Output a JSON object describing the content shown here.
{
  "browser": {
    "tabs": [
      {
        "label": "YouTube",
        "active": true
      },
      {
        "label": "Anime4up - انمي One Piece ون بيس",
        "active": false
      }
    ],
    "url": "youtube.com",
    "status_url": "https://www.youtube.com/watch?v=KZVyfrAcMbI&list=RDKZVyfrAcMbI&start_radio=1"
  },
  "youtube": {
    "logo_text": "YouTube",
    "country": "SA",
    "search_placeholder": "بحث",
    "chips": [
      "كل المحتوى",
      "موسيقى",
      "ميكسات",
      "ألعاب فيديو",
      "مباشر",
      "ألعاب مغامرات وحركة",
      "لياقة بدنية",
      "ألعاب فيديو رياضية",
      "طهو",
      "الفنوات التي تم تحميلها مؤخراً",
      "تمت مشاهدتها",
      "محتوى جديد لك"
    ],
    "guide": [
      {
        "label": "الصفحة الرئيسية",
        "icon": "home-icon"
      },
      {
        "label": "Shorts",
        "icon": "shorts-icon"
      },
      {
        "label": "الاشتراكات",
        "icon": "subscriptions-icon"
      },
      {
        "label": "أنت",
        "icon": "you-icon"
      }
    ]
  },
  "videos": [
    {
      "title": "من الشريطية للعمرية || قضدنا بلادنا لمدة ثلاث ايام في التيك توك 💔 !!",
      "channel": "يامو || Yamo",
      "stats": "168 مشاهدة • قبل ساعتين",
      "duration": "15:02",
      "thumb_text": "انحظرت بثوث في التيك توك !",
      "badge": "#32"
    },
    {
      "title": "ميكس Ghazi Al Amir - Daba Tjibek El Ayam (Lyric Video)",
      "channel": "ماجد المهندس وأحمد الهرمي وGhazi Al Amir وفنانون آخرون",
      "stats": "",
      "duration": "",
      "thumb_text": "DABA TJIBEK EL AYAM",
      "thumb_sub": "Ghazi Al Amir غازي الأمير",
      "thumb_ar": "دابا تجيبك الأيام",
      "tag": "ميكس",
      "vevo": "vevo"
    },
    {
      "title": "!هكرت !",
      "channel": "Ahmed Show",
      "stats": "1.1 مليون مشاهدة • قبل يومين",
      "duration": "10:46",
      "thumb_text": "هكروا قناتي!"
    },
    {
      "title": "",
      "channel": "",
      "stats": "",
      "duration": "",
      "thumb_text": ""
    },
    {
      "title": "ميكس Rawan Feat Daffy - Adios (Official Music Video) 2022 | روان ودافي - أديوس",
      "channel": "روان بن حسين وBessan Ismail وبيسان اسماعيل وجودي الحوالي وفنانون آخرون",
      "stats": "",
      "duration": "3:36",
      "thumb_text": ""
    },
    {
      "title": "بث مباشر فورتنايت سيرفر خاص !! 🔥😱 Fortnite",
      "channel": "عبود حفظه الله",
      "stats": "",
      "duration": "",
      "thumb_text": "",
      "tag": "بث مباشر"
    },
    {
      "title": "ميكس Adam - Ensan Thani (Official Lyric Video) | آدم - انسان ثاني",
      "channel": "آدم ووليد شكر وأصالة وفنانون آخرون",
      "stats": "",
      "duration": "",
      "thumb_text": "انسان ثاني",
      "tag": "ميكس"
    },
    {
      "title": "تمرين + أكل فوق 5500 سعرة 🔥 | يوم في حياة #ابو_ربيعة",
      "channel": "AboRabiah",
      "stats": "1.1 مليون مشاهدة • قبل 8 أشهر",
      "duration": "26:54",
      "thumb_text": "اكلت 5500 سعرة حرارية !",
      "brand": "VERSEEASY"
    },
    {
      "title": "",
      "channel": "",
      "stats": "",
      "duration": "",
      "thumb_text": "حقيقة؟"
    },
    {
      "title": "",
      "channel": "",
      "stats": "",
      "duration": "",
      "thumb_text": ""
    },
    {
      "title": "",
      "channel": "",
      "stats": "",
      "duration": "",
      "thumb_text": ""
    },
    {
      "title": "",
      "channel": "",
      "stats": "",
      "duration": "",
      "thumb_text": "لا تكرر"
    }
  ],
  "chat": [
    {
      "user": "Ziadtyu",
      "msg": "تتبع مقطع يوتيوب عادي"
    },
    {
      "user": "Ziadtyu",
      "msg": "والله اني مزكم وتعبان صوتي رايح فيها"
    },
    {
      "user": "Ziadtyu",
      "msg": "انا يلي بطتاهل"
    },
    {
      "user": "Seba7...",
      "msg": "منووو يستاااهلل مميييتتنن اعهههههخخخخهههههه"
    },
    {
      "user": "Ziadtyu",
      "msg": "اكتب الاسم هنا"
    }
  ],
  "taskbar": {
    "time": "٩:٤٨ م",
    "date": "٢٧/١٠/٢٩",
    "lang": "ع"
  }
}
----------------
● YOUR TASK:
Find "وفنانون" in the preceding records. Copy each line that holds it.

● ANSWER TO THIS TASK:
      "channel": "ماجد المهندس وأحمد الهرمي وGhazi Al Amir وفنانون آخرون",
      "channel": "روان بن حسين وBessan Ismail وبيسان اسماعيل وجودي الحوالي وفنانون آخرون",
      "channel": "آدم ووليد شكر وأصالة وفنانون آخرون",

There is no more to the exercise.